2 Texan Lawmakers Propose To Solve Issues Of Ammo Shortage

Two Republican state lawmakers in Texas propose establishing a Texas Ammunition Manufacturing Facility as an office within the state’s Department of Public Safety.

Noting a shortage in the supply of ammunition and soaring prices amid growing crime, state Sen. Pete Flores sponsored a bill in the Texas Senate (SB 1851) and state Rep. Ellen Troxclair sponsored a companion bill in the Texas House (HB 3539).

“Law enforcement has found it difficult in recent years to find sufficient supplies of ammunition or afford what is available,” Troxclair said in a prepared statement. “This adversely affects their ability to train and adequately respond to public safety needs, including mass shootings.”

Under the legislation, the Texas Department of Public Safety would authorize a public-private partnership for the construction and operation of an ammunition manufacturing facility. No taxpayer funds would be spent, the legislation specifies.

Flores and Troxclair, the sponsors, contend that the facility would be able to manufacture lower-cost, quality ammunition for use by law enforcement and the public.

Sales tax revenue from the sale of ammunition would be dedicated to law enforcement training, school safety, and facility operations, according to the bill.

The facility would be authorized to sell ammunition directly to law enforcement without charging sales tax. It also would sell ammo to distributors and retailers with no sales tax exemption, but would not sell directly to consumers.

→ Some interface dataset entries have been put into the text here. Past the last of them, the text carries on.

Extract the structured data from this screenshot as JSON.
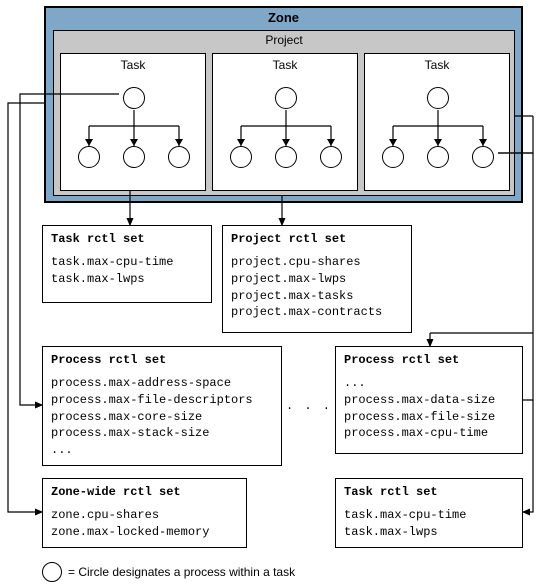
{
  "zone": {
    "title": "Zone",
    "project": {
      "title": "Project",
      "tasks": [
        {
          "label": "Task"
        },
        {
          "label": "Task"
        },
        {
          "label": "Task"
        }
      ]
    }
  },
  "boxes": {
    "task_rctl_left": {
      "title": "Task rctl set",
      "lines": [
        "task.max-cpu-time",
        "task.max-lwps"
      ]
    },
    "project_rctl": {
      "title": "Project rctl set",
      "lines": [
        "project.cpu-shares",
        "project.max-lwps",
        "project.max-tasks",
        "project.max-contracts"
      ]
    },
    "process_rctl_left": {
      "title": "Process rctl set",
      "lines": [
        "process.max-address-space",
        "process.max-file-descriptors",
        "process.max-core-size",
        "process.max-stack-size",
        "..."
      ]
    },
    "process_rctl_right": {
      "title": "Process rctl set",
      "lines": [
        "...",
        "process.max-data-size",
        "process.max-file-size",
        "process.max-cpu-time"
      ]
    },
    "zone_wide": {
      "title": "Zone-wide rctl set",
      "lines": [
        "zone.cpu-shares",
        "zone.max-locked-memory"
      ]
    },
    "task_rctl_right": {
      "title": "Task rctl set",
      "lines": [
        "task.max-cpu-time",
        "task.max-lwps"
      ]
    }
  },
  "dots": ". . . . .",
  "legend": {
    "text": "= Circle designates a process within a task"
  }
}
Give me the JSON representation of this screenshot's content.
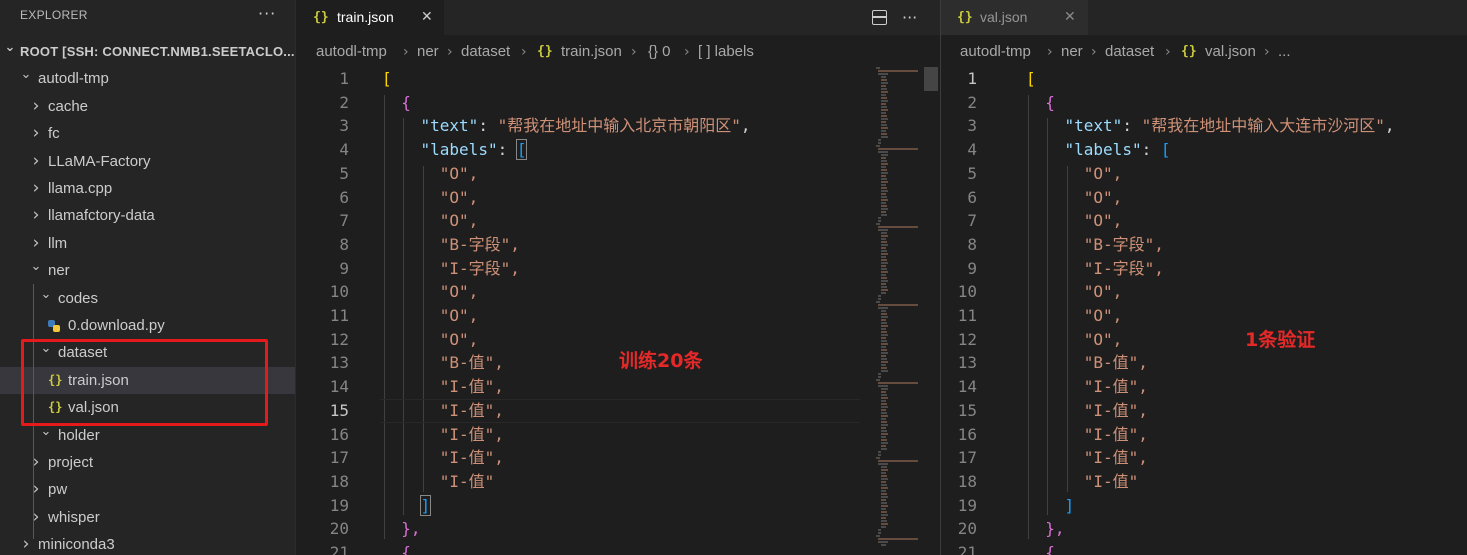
{
  "explorer": {
    "title": "EXPLORER",
    "more_label": "···",
    "root_label": "ROOT [SSH: CONNECT.NMB1.SEETACLO...",
    "items": [
      {
        "label": "autodl-tmp",
        "expanded": true,
        "type": "folder"
      },
      {
        "label": "cache",
        "expanded": false,
        "type": "folder"
      },
      {
        "label": "fc",
        "expanded": false,
        "type": "folder"
      },
      {
        "label": "LLaMA-Factory",
        "expanded": false,
        "type": "folder"
      },
      {
        "label": "llama.cpp",
        "expanded": false,
        "type": "folder"
      },
      {
        "label": "llamafctory-data",
        "expanded": false,
        "type": "folder"
      },
      {
        "label": "llm",
        "expanded": false,
        "type": "folder"
      },
      {
        "label": "ner",
        "expanded": true,
        "type": "folder"
      },
      {
        "label": "codes",
        "expanded": true,
        "type": "folder"
      },
      {
        "label": "0.download.py",
        "type": "python-file"
      },
      {
        "label": "dataset",
        "expanded": true,
        "type": "folder"
      },
      {
        "label": "train.json",
        "type": "json-file",
        "selected": true
      },
      {
        "label": "val.json",
        "type": "json-file"
      },
      {
        "label": "holder",
        "expanded": true,
        "type": "folder"
      },
      {
        "label": "project",
        "expanded": false,
        "type": "folder"
      },
      {
        "label": "pw",
        "expanded": false,
        "type": "folder"
      },
      {
        "label": "whisper",
        "expanded": false,
        "type": "folder"
      },
      {
        "label": "miniconda3",
        "expanded": false,
        "type": "folder"
      }
    ],
    "json_icon": "{}"
  },
  "left_editor": {
    "tab_label": "train.json",
    "tab_icon": "{}",
    "close_glyph": "✕",
    "more_glyph": "···",
    "breadcrumb": [
      "autodl-tmp",
      "ner",
      "dataset",
      "train.json",
      "{} 0",
      "[ ] labels"
    ],
    "annotation": "训练20条",
    "current_line": 15
  },
  "right_editor": {
    "tab_label": "val.json",
    "tab_icon": "{}",
    "close_glyph": "✕",
    "breadcrumb": [
      "autodl-tmp",
      "ner",
      "dataset",
      "val.json",
      "..."
    ],
    "annotation": "1条验证",
    "current_line": 1
  },
  "left_code": {
    "line_numbers": [
      "1",
      "2",
      "3",
      "4",
      "5",
      "6",
      "7",
      "8",
      "9",
      "10",
      "11",
      "12",
      "13",
      "14",
      "15",
      "16",
      "17",
      "18",
      "19",
      "20",
      "21"
    ],
    "text_value": "\"帮我在地址中输入北京市朝阳区\"",
    "labels": [
      "\"O\",",
      "\"O\",",
      "\"O\",",
      "\"B-字段\",",
      "\"I-字段\",",
      "\"O\",",
      "\"O\",",
      "\"O\",",
      "\"B-值\",",
      "\"I-值\",",
      "\"I-值\",",
      "\"I-值\",",
      "\"I-值\",",
      "\"I-值\""
    ]
  },
  "right_code": {
    "line_numbers": [
      "1",
      "2",
      "3",
      "4",
      "5",
      "6",
      "7",
      "8",
      "9",
      "10",
      "11",
      "12",
      "13",
      "14",
      "15",
      "16",
      "17",
      "18",
      "19",
      "20",
      "21"
    ],
    "text_value": "\"帮我在地址中输入大连市沙河区\"",
    "labels": [
      "\"O\",",
      "\"O\",",
      "\"O\",",
      "\"B-字段\",",
      "\"I-字段\",",
      "\"O\",",
      "\"O\",",
      "\"O\",",
      "\"B-值\",",
      "\"I-值\",",
      "\"I-值\",",
      "\"I-值\",",
      "\"I-值\",",
      "\"I-值\""
    ]
  },
  "code_tokens": {
    "open_array": "[",
    "open_object": "{",
    "key_text": "\"text\"",
    "key_labels": "\"labels\"",
    "colon": ": ",
    "comma": ",",
    "close_array": "]",
    "close_object_comma": "},",
    "close_object": "}",
    "next_open_object": "{",
    "final_close_array": "]"
  },
  "colors": {
    "editor_bg": "#1e1e1e",
    "sidebar_bg": "#252526",
    "string": "#ce9178",
    "key": "#9cdcfe",
    "bracket_level1": "#ffd700",
    "bracket_level2": "#da70d6",
    "bracket_level3": "#179fff",
    "annotation": "#e52929",
    "highlight_box": "#e51a1a"
  }
}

Most U.S. ammunition is manufactured by two companies—Winchester and Remington—under various brand names, according to an information sheet covering “frequently asked questions” on the bill.

The FAQ sheet responds to a question about government involvement by answering: “When it comes to ammunition, the free market has failed us.”

It adds: “Winchester currently has a 10-year contract to operate a federal ammunition plant in Missouri. There have been many other examples over the years.”

The two sponsors also contend that their bill would minimize the impact on the private sector by prohibiting sales directly to consumers.